Dioxin’s got game. He’s been using the same cheesy pick up line since the ‘70’s. He debuted his deadly shtick as Agent Orange in Vietnam then made a splash at Love Canal! Dioxin sneaks up on you and then makes his move just as you turn away from your drink. He’s the seemingly normal guy at the bar, but beware, this gigolo is full of byproducts of the industrial process that will stay with you long after you have been exposed to them.
That’s right, Dioxin is a legacy chemical. He travels through the food chain entering the air through the burning of waste or disposal of PVC (vinyl) plastics. He seeps into the animal food supply. Then we unwitting humans get a taste of it in our dairy and meat. The saddest part about Dioxin is that once you’ve been exposed, your experience with Dioxin stays with you for a very long time. No visit to a doctor is going to fix that.
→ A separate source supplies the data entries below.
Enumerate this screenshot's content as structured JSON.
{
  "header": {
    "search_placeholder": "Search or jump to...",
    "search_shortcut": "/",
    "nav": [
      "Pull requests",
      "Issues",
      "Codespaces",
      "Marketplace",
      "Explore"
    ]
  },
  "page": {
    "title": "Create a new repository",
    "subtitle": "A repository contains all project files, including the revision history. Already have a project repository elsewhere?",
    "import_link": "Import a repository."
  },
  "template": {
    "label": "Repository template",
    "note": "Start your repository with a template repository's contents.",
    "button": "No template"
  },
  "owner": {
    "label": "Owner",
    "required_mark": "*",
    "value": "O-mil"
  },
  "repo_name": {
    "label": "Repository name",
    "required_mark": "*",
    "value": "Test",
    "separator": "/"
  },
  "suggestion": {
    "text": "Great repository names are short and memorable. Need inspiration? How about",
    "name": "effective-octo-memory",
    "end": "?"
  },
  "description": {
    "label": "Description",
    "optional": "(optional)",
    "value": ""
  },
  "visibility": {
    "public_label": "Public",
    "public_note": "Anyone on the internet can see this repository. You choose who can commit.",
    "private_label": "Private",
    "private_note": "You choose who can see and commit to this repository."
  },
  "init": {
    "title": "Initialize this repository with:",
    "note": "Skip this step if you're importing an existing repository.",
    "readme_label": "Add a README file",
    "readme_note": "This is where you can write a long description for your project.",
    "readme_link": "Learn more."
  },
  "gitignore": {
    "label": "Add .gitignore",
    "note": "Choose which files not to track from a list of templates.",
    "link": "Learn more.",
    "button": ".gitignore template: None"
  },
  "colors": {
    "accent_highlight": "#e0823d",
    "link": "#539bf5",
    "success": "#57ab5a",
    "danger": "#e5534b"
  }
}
With his incredible staying power, you may be at risk for carcinogenic, reproductive, developmental, immunological, and endocrine side effects.
- Download Dioxin’s resume/fact sheet: English (pdf) | Spanish (pdf)
- Learn more at the Center for Health, Environment & Justice (CHEJ)
- Also see the National Library of Medicine Tox Town: Dioxin
- Recent headlines at Environmental Health News
Class of organic compounds — most toxic form is 2,3,7,8-tetrachlorodibenzo-p-dioxin or TCDD.
- Dioxin is a prolific bad actor — every American gets a dose when consuming fatty foods, and as a result almost all Americans have measurable levels of this chemical in their bodies. Babies are exposed in the womb, and infants are exposed in breast milk.
Dioxin is the name given to a group of persistent, very toxic chemicals that are not deliberately manufactured but are byproducts of industrial processes, such as the manufacture and disposal of PVC (vinyl) plastic.
Dioxin is not intentionally manufactured. A major source of dioxin is the manufacture and disposal of PVC (vinyl) plastic in municipal waste incinerators, backyard burn barrels, medical waste incinerators, and accidental landfill, building, and vehicle fires.
- According to the WHO (World Health Organization) Dioxin is a carcinogen. The U.S. Department of Health and Human Services’ National Toxicology Program agrees.
Dioxin also causes a wide range of non-cancer effects including reproductive, developmental, immunological, and endocrine effects in both animals and humans. Dioxins can cause developmental and immune effects at levels close to those currently found in the general population.
- A thorough review is showing Dioxin’s performances to be truly penetrating — EPA’s draft report on Dioxin found that the cancer risk to humans from Dioxin exposure was by far the highest defined for any chemical by any government agency anywhere in the world.
Levels of Dioxin-like compounds found in the general population may cause a lifetime cancer risk that is 1,000 times higher than EPA’s generally acceptable risk level.
Analyses by the Environmental Working Group show that consuming EPA’s proposed reference dose for Dioxin over time would result in an incremental dose of the carcinogen that would be 270 times greater than what EPA considers acceptable for the general population.
RECENT CAREER HIGHLIGHTS
- Dioxin’s infamy on the international scene is growing – it’s been targeted for global phase out by the Stockholm Convention on Persistent Organic Pollutants, an international treaty signed by 170 nations around the world. In California, San Francisco, Oakland, and Berkeley have all passed resolutions to enact public health policies on Dioxin.
In April 2011, Edward Markey (D-MA) and 72 other members of Congress sent a letter to EPA Administrator Lisa Jackson about EPA’s dioxin report expressing concern that “EPA has missed this self imposed deadline to finalize and release the report by the end of 2010.”
In January 2011 Animal feed containing high levels of Dioxin forced the closure of more than 1,000 farms in Germany and the slaughter of at least 8,000 egg-laying chickens in Europe’s largest Dioxin food scare.
- Dioxin has some of the most sophisticated agents in the industry – the chlorine-based chemical industry.
Dow Chemical, the Chlorine Chemistry Council of the American Chemistry Council, the PVC plastics industry, Georgia Pacific, and other companies and trade associations have been effectively working to delay EPA’s study on dioxin, the Dioxin Reassessment, for over 20 years.